The second of the two business-friendly decisions  issued by the Corporate Court today was PLIVA v. Mensing , a case involving a woman seriously injured by the generic drugs she took. Since the manufacturer knew that the risks were much greater than had been believed at the time the FDA approved its labeling, she sued in state court over its failure to warn of those risks. Today, the five conservatives ruled that she has no right to file such a lawsuit.
All prescription drugs must have warning labels that are approved by the FDA. Under a recent precedent, if a brand-name drug manufacturer fails to warn consumers of a known risk not on the label, it cannot avoid being sued in state court simply by saying its label was okayed by the FDA. Today's case was similar, except in this case it was a generic drug maker, calling into play a separate federal law that requires generics to use the same warning labels as brand-names.
Gladys Mensing developed a severe and irreversible neurological disorder as a result of her long-term use of a generic drug. At the time, the label indicated that the risk of a disorder of the type she developed was about one in 500 patients. However, according to Mensing, it turned out that the actual incidence was much higher, perhaps as high as one in five patients. Despite mounting evidence that the label greatly understated the risks, none of the companies that manufactured the drug proposed that the FDA modify the warning label.

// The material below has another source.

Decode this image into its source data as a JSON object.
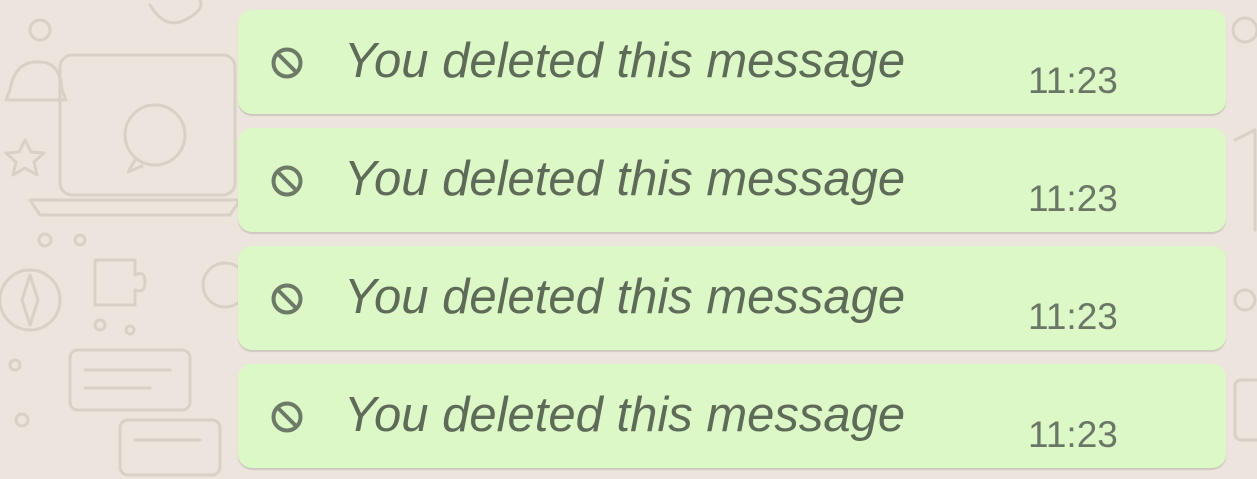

According to the majority opinion, written by Justice Thomas, the generic drug maker cannot be sued in state court for failing to warn consumers because that state law is preempted by the federal "same label" law. They claimed that the company could not have changed its label without violating federal law. But further than that, they had no obligation to ask the FDA to update the label for the drug (a change that, if adopted, would have applied to the brand name and then, by extension, to the generic). Even if the generic drug maker had gone to the FDA, it could not have changed the label itself until granted permission by the federal government, so Ms. Mensing could not have been warned as required by state law. Compliance with both state and federal law is impossible, according to the majority, so the federal law must preempt the state one under the Supremacy Clause of the United States Constitution.
Justice Sotomayor's dissent (joined by Ginsburg, Breyer, and Kagan) harshly criticized Justice Thomas's reasoning. We do not know if it would really have been impossible for the generic drug manufacturer to have complied with state law by getting the FDA to approve a label change in a timely manner, because it did not even try. Justice Sotomayor writes:
We have traditionally held defendants claiming impossibility to a demanding standard: Until today, the mere possibility of impossibility had not been enough to establish pre-emption.
The Court strains to reach [its] conclusion. It invents new principles of pre-emption law out of thin air to justify its dilution of the impossibility standard. It effectively rewrites our  decision in Wyeth v. Levine, which holds that federal law does not pre-empt failure-to-warn claims against brand-name drug manufacturers.
So as of today, the ability of a victim to collect under state law for failure to warn of a prescription drug's dangers depends on happenstance: whether the pharmacist happened to fill the prescription with a brand name or a generic.
Congress has acted over the years to make low-cost generics more widely available to the American people. Surely a result like today's was not its intent.